It’s not your imagination: A fight with your spouse does make you feel hungry, say researchers from University of Delaware and Ohio State University, and it also inspires emotional eating. Evidence from a new study indicates that both spouses in an unhappy marriage, when compared to people in happier marriages, had worse quality diets and higher post-meal levels of the hormone ghrelin.

"When people have high levels of ghrelin, they are typically feel really hungry, and high ghrelin often occurs after people have fasted and are about to eat," Dr. Lisa Jaremka, assistant professor of psychological and brain sciences at the University of Delaware, wrote Medical Daily in an email. Commonly, ghrelin is referred to as the "hunger hormone."

Married vs. Single

We’re told it’s healthier to be married than single. After all, studies have indicated married people have fewer chronic health conditions and lower premature mortality rates than their single friends. But marriage may not be a universal Band-aid when it comes to health, report the researchers of the current study. People in unhappy marriages report worse overall health than those in good marriages, plus they may be at greater risk for cardiovascular disease, metabolic syndrome, and premature mortality.

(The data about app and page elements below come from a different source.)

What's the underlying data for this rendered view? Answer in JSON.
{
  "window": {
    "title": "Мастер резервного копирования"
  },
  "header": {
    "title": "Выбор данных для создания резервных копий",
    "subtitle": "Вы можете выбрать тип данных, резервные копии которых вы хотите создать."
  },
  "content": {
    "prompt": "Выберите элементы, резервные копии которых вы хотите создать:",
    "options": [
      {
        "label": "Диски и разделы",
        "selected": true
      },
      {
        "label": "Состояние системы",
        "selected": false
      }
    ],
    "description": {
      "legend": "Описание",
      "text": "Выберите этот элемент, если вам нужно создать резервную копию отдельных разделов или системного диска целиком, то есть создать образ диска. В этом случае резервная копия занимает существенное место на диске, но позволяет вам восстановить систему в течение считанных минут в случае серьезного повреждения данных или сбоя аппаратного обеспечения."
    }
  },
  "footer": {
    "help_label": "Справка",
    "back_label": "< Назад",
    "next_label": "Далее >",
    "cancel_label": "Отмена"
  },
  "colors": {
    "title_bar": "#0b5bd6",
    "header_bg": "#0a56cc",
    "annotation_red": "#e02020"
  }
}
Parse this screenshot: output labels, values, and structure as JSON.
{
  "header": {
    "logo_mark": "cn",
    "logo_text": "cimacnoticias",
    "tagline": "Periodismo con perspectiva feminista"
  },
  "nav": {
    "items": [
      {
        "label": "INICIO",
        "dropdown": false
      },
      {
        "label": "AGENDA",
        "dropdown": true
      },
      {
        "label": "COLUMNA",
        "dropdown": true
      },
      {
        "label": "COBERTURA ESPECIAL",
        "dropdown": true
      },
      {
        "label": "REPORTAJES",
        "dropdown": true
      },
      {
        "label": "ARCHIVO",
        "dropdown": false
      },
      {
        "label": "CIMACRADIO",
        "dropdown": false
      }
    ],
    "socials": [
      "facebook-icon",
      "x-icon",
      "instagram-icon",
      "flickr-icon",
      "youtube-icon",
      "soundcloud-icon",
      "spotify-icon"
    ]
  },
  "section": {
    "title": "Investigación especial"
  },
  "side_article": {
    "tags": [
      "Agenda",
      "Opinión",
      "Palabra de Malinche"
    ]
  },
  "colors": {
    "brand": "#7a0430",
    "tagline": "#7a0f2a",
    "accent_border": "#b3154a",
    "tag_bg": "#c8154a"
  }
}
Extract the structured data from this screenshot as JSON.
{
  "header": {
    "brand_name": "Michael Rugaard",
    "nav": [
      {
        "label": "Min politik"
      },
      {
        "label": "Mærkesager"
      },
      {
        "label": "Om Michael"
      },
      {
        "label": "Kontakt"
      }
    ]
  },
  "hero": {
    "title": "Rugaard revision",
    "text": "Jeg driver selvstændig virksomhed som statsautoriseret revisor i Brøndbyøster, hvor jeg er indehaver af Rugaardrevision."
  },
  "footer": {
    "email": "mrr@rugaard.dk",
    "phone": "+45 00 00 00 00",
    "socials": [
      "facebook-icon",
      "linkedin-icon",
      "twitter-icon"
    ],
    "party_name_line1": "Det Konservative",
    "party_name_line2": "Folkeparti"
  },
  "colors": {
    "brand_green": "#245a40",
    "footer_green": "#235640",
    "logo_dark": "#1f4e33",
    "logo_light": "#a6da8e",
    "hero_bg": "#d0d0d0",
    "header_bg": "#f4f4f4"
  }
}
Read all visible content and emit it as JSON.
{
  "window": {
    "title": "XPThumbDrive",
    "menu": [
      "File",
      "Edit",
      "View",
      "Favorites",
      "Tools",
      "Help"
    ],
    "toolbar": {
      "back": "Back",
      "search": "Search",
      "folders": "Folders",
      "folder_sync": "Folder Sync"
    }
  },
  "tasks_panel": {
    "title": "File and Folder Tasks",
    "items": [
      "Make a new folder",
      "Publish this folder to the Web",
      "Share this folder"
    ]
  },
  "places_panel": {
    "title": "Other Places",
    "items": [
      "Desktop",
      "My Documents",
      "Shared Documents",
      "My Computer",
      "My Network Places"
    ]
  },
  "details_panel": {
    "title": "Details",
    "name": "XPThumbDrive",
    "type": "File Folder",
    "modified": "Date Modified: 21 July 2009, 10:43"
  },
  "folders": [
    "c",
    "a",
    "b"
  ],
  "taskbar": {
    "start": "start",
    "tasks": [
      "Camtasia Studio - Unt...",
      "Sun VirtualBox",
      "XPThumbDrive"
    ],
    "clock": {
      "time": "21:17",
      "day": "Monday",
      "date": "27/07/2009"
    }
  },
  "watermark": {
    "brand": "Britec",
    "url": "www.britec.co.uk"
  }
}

Could appetite and diet be one trail by which unhappiness in marriage negatively impacts the health of couples?

To answer this question, Jaremka worked with six colleagues at Ohio State’s College of Medicine to design an experiment. They began by recruiting 43 couples using an announcement for a “parent study about immune responses to fast-food-type-meals.” Couples were ineligible if they had been married for less than three years or had substance abuse issues. All the participants agreed to attend two sessions, each over nine hours long. During each session, they would be with their partner, eat a meal together, respond to questions, and allow blood tests and other data collection.

Importantly, during the sessions, the couples also agreed to try to resolve one or more conflicts in their relationship. Each couple’s 20-minute "problem discussions" would be videotaped, while the research team remained out of sight. Later, though, the researchers would watch and decode the tapes for signs of hostility, conflicted communication, and general discord.

And so the researchers recorded each participant’s age, height, and weight, calculated body mass, and analyzed typical diets. Their hormone levels were tested at four intervals, once before the meal, and three times after it. What did the research team discover after analyzing the data?

“Among participants with a lower BMI, those who were in more distressed marriages had higher [post-meal] ghrelin than those who were in less distressed marriages,” wrote the researchers in the published study. These same participants also had a poorer quality diet than people in less distressed marriages.

Yet, there was one major catch. Poorer quality diet and surging ghrelin levels only affected unhappily married people of average weight or overweight. Marital stress did not raise hormone levels or relate to poor diet quality in people considered obese (BMI 30 or higher).

As a potential explanation of these asymmetrical results, Jaremka noted that people who are obese "already have a low quality diet. So, there may not be a ton of wiggle room for marital distress to have an effect — essentially they are already at the bottom of the diet quality ladder." She also noted that "the physiology of obese people is dysregulated in a variety of ways, and particularly in terms of the hormones I investigated." In all ways, then, their appetite-relevant hormones aren’t responding in a typical way, "so it is not surprising that marital distress also doesn’t have the 'typical' effect," she concluded.

Source: Jaremka LM, Belury MA, Andridge RR, et al. Novel Links Between Troubled Marriages and Appetite Regulation Marital Distress, Ghrelin, and Diet Quality. Clinical Psychological Science. 2015.